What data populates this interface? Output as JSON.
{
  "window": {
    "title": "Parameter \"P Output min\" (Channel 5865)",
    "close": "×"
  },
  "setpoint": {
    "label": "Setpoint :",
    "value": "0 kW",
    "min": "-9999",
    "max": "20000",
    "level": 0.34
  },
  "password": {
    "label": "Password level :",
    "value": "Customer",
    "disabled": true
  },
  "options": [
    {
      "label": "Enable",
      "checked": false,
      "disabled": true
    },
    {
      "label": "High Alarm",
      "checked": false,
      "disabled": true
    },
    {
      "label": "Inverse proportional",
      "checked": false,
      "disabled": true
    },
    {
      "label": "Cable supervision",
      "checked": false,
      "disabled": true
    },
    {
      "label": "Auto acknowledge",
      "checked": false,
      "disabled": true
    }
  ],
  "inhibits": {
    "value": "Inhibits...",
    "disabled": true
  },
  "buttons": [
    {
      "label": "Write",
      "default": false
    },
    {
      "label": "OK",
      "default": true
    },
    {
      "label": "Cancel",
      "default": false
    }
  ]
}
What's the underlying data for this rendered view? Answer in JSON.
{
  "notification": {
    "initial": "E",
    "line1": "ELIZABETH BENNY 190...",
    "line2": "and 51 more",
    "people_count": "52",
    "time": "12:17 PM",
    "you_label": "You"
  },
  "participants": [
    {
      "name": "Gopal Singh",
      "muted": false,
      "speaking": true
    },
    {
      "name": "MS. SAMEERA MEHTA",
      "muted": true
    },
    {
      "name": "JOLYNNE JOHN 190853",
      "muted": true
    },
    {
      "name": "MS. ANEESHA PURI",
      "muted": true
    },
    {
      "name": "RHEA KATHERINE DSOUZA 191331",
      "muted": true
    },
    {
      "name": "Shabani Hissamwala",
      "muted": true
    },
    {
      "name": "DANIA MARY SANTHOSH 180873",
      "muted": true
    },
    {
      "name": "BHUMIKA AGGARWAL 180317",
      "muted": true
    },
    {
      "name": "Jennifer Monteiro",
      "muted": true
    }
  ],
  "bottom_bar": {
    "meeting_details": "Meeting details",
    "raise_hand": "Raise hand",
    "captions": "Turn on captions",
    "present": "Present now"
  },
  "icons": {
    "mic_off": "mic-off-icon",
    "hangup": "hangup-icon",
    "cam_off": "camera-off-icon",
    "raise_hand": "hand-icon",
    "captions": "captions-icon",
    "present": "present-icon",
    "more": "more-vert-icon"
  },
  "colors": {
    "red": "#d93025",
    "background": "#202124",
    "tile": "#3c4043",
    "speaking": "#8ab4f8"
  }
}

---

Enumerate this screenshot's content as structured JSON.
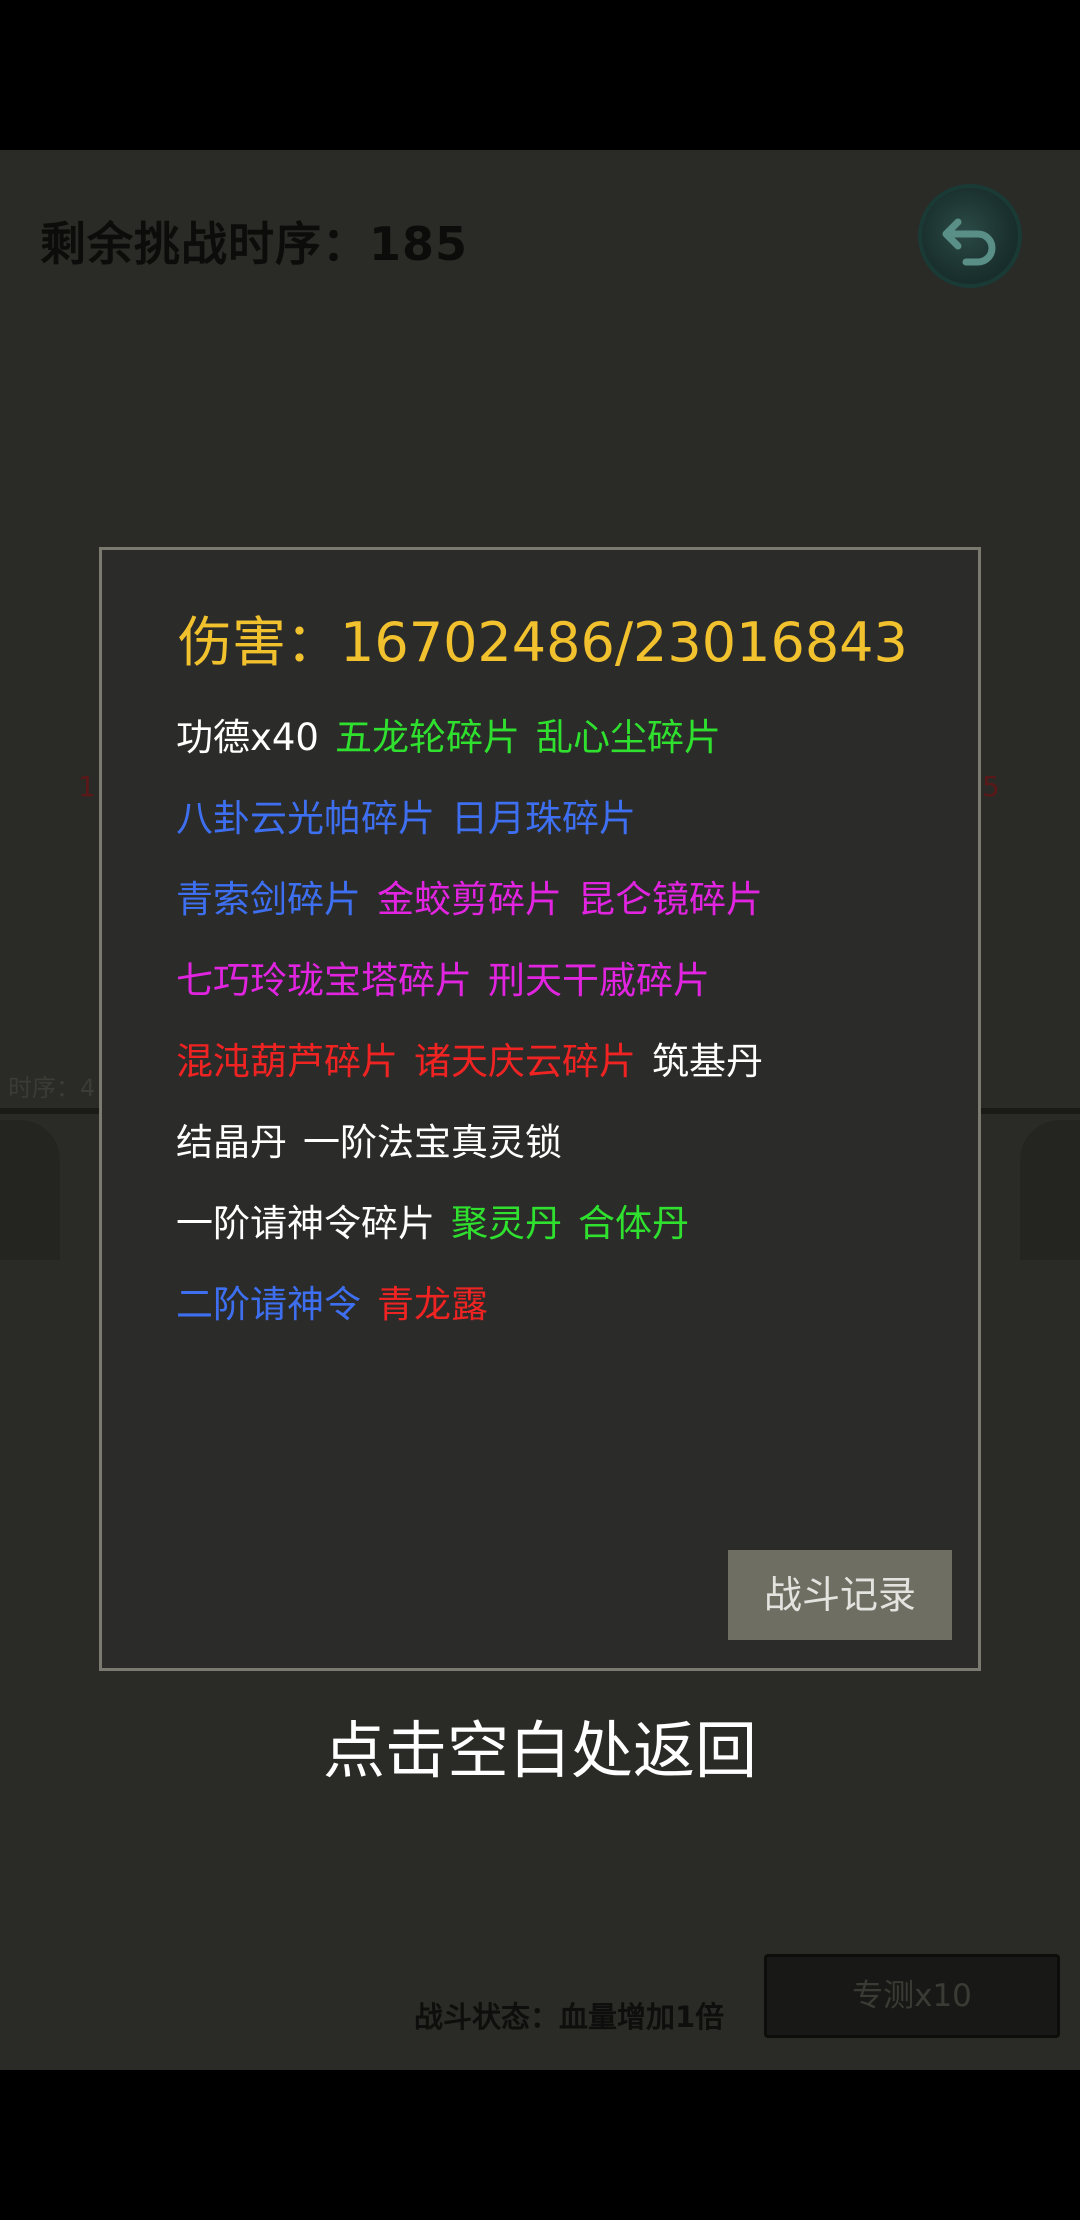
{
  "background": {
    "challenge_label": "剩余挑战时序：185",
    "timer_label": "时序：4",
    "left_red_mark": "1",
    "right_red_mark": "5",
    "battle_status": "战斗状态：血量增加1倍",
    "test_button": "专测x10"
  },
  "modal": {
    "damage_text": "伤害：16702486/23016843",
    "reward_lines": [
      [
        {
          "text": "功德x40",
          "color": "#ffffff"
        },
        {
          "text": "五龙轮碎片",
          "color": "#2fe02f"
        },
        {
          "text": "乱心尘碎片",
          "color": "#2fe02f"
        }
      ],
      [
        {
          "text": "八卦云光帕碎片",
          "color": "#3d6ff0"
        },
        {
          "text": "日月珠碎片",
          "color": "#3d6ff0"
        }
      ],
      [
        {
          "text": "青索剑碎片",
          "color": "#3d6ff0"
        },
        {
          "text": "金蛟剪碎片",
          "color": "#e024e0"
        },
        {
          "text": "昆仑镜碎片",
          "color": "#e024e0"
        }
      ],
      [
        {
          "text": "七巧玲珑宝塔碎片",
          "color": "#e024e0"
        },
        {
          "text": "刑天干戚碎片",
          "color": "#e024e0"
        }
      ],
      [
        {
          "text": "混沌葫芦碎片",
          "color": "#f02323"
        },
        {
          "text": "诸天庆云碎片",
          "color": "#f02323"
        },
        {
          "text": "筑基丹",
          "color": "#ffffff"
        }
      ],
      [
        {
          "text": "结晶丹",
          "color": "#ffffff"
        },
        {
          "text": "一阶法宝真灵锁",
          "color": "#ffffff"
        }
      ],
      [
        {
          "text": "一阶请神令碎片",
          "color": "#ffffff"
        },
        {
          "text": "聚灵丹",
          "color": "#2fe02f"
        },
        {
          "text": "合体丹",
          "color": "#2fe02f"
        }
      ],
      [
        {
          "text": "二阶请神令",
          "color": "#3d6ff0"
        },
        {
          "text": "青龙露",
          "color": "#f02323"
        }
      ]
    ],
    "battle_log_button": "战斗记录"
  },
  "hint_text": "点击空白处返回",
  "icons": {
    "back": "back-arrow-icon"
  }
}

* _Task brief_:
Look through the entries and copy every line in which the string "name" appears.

* _Response below_:
      "name": "Gopal Singh",
      "name": "MS. SAMEERA MEHTA",
      "name": "JOLYNNE JOHN 190853",
      "name": "MS. ANEESHA PURI",
      "name": "RHEA KATHERINE DSOUZA 191331",
      "name": "Shabani Hissamwala",
      "name": "DANIA MARY SANTHOSH 180873",
      "name": "BHUMIKA AGGARWAL 180317",
      "name": "Jennifer Monteiro",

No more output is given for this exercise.